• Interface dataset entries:
────────────────────────────────────────
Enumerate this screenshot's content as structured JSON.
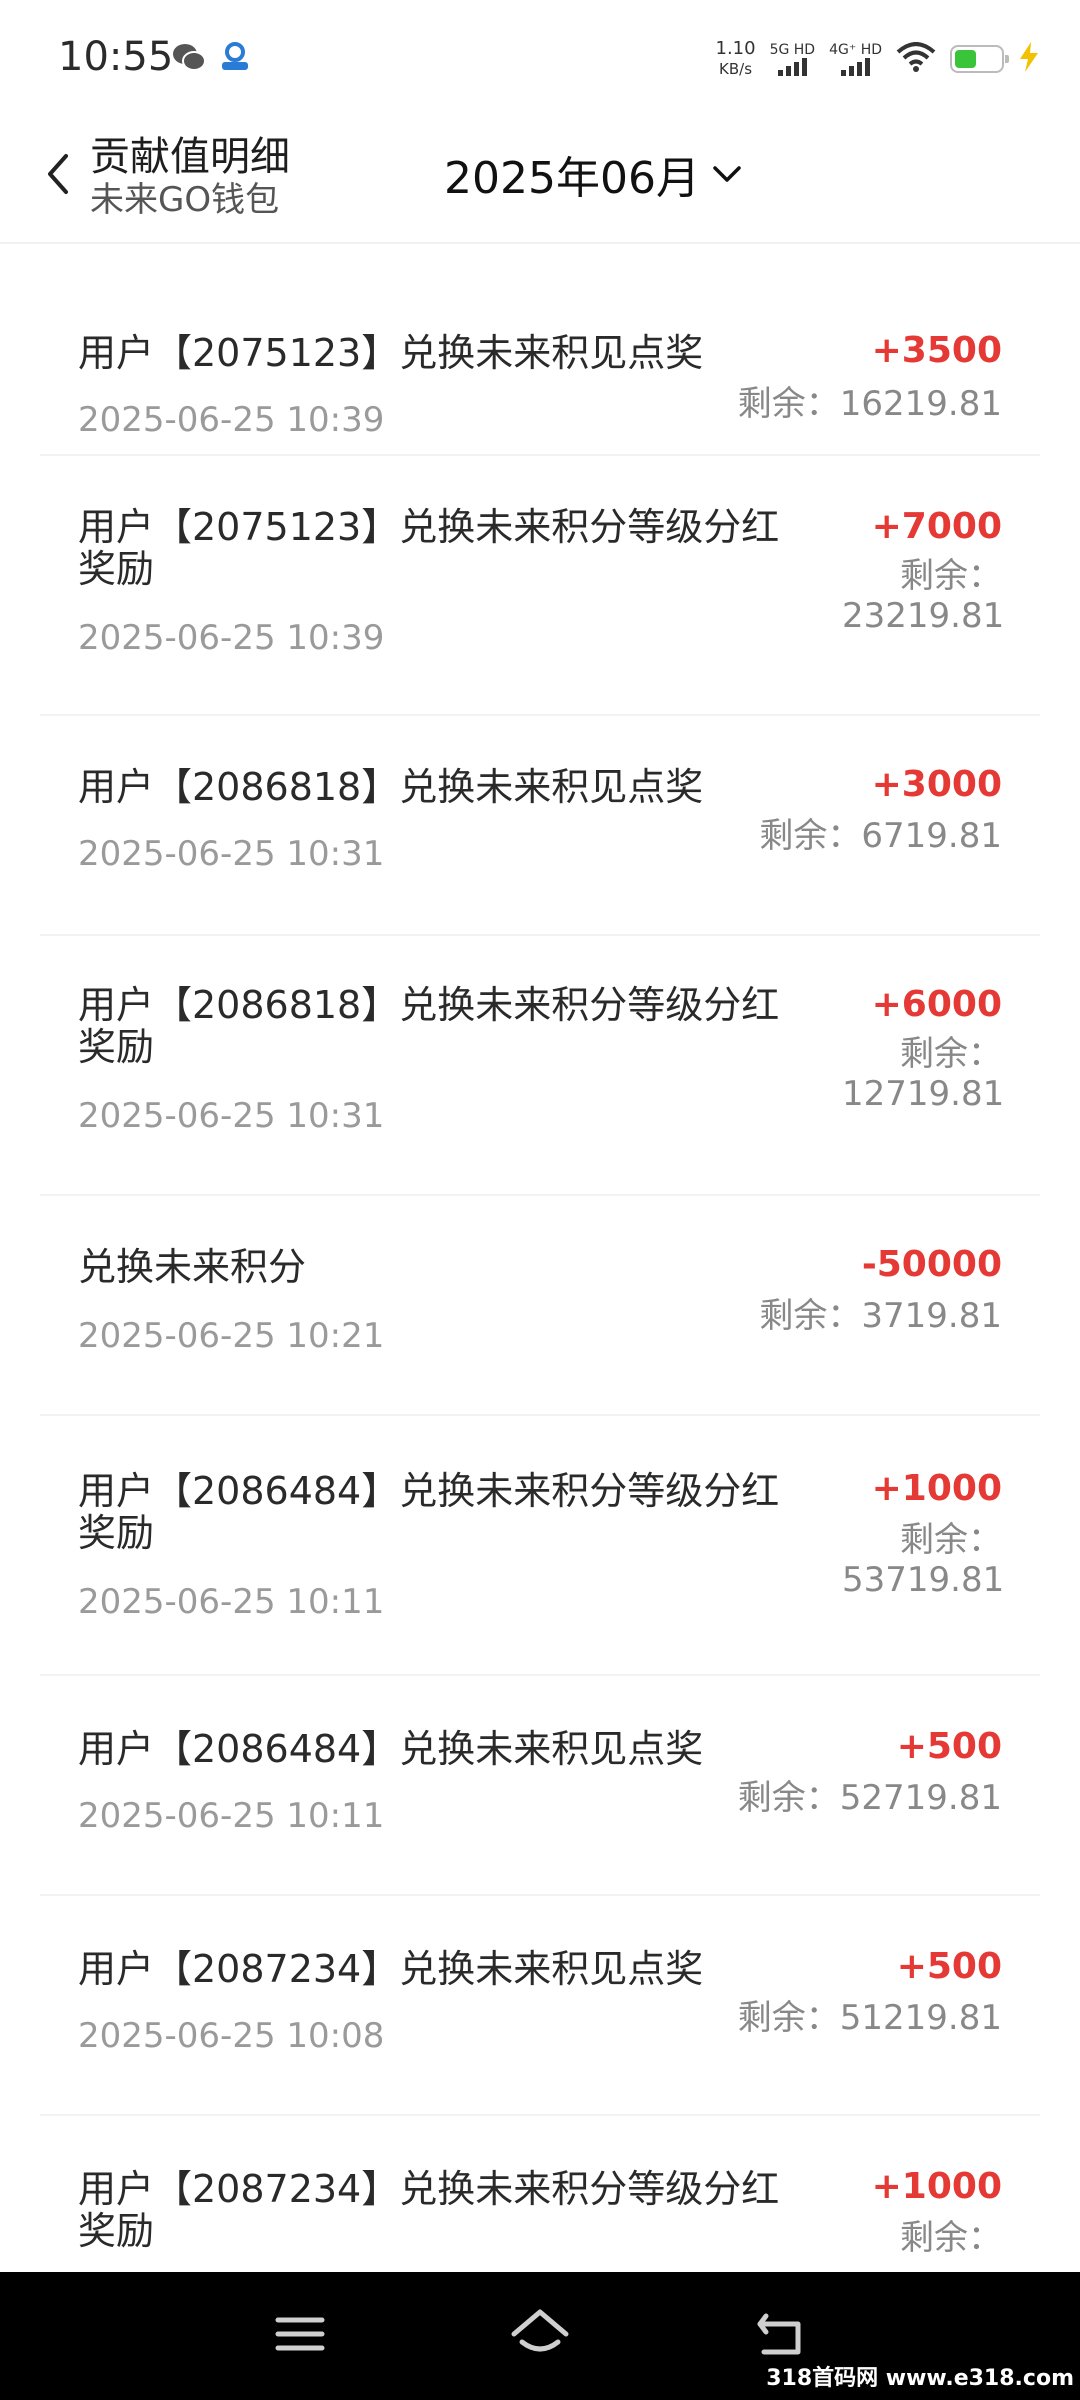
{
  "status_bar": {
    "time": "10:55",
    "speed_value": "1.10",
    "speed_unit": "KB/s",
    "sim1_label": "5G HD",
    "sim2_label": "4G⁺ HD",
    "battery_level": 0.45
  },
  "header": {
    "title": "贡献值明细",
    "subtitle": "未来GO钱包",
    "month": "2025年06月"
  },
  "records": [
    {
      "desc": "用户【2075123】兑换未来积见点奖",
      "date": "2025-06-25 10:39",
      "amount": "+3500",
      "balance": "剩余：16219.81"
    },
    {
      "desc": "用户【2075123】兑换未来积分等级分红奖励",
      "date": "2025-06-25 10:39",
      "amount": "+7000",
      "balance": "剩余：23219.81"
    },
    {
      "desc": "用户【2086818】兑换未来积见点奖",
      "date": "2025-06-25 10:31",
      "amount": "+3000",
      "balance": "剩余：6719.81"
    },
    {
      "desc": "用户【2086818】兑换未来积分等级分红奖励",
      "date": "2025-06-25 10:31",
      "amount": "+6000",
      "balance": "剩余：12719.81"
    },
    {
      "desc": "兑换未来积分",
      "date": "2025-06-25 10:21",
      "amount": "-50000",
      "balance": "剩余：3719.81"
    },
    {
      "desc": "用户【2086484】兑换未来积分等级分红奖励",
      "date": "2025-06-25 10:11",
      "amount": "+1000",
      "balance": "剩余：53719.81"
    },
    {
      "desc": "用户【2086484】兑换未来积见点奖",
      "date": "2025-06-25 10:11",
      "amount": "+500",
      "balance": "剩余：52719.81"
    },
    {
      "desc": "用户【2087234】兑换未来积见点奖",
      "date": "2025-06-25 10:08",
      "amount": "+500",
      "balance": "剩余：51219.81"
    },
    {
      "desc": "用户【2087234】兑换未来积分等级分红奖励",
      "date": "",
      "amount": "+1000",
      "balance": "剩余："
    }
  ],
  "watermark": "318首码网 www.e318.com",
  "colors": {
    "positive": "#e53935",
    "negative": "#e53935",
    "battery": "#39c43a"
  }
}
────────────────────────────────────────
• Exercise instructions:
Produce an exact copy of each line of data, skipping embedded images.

• Reply to the exercise:
Enumerate this screenshot's content as structured JSON.
{
  "status_bar": {
    "time": "10:55",
    "speed_value": "1.10",
    "speed_unit": "KB/s",
    "sim1_label": "5G HD",
    "sim2_label": "4G⁺ HD",
    "battery_level": 0.45
  },
  "header": {
    "title": "贡献值明细",
    "subtitle": "未来GO钱包",
    "month": "2025年06月"
  },
  "records": [
    {
      "desc": "用户【2075123】兑换未来积见点奖",
      "date": "2025-06-25 10:39",
      "amount": "+3500",
      "balance": "剩余：16219.81"
    },
    {
      "desc": "用户【2075123】兑换未来积分等级分红奖励",
      "date": "2025-06-25 10:39",
      "amount": "+7000",
      "balance": "剩余：23219.81"
    },
    {
      "desc": "用户【2086818】兑换未来积见点奖",
      "date": "2025-06-25 10:31",
      "amount": "+3000",
      "balance": "剩余：6719.81"
    },
    {
      "desc": "用户【2086818】兑换未来积分等级分红奖励",
      "date": "2025-06-25 10:31",
      "amount": "+6000",
      "balance": "剩余：12719.81"
    },
    {
      "desc": "兑换未来积分",
      "date": "2025-06-25 10:21",
      "amount": "-50000",
      "balance": "剩余：3719.81"
    },
    {
      "desc": "用户【2086484】兑换未来积分等级分红奖励",
      "date": "2025-06-25 10:11",
      "amount": "+1000",
      "balance": "剩余：53719.81"
    },
    {
      "desc": "用户【2086484】兑换未来积见点奖",
      "date": "2025-06-25 10:11",
      "amount": "+500",
      "balance": "剩余：52719.81"
    },
    {
      "desc": "用户【2087234】兑换未来积见点奖",
      "date": "2025-06-25 10:08",
      "amount": "+500",
      "balance": "剩余：51219.81"
    },
    {
      "desc": "用户【2087234】兑换未来积分等级分红奖励",
      "date": "",
      "amount": "+1000",
      "balance": "剩余："
    }
  ],
  "watermark": "318首码网 www.e318.com",
  "colors": {
    "positive": "#e53935",
    "negative": "#e53935",
    "battery": "#39c43a"
  }
}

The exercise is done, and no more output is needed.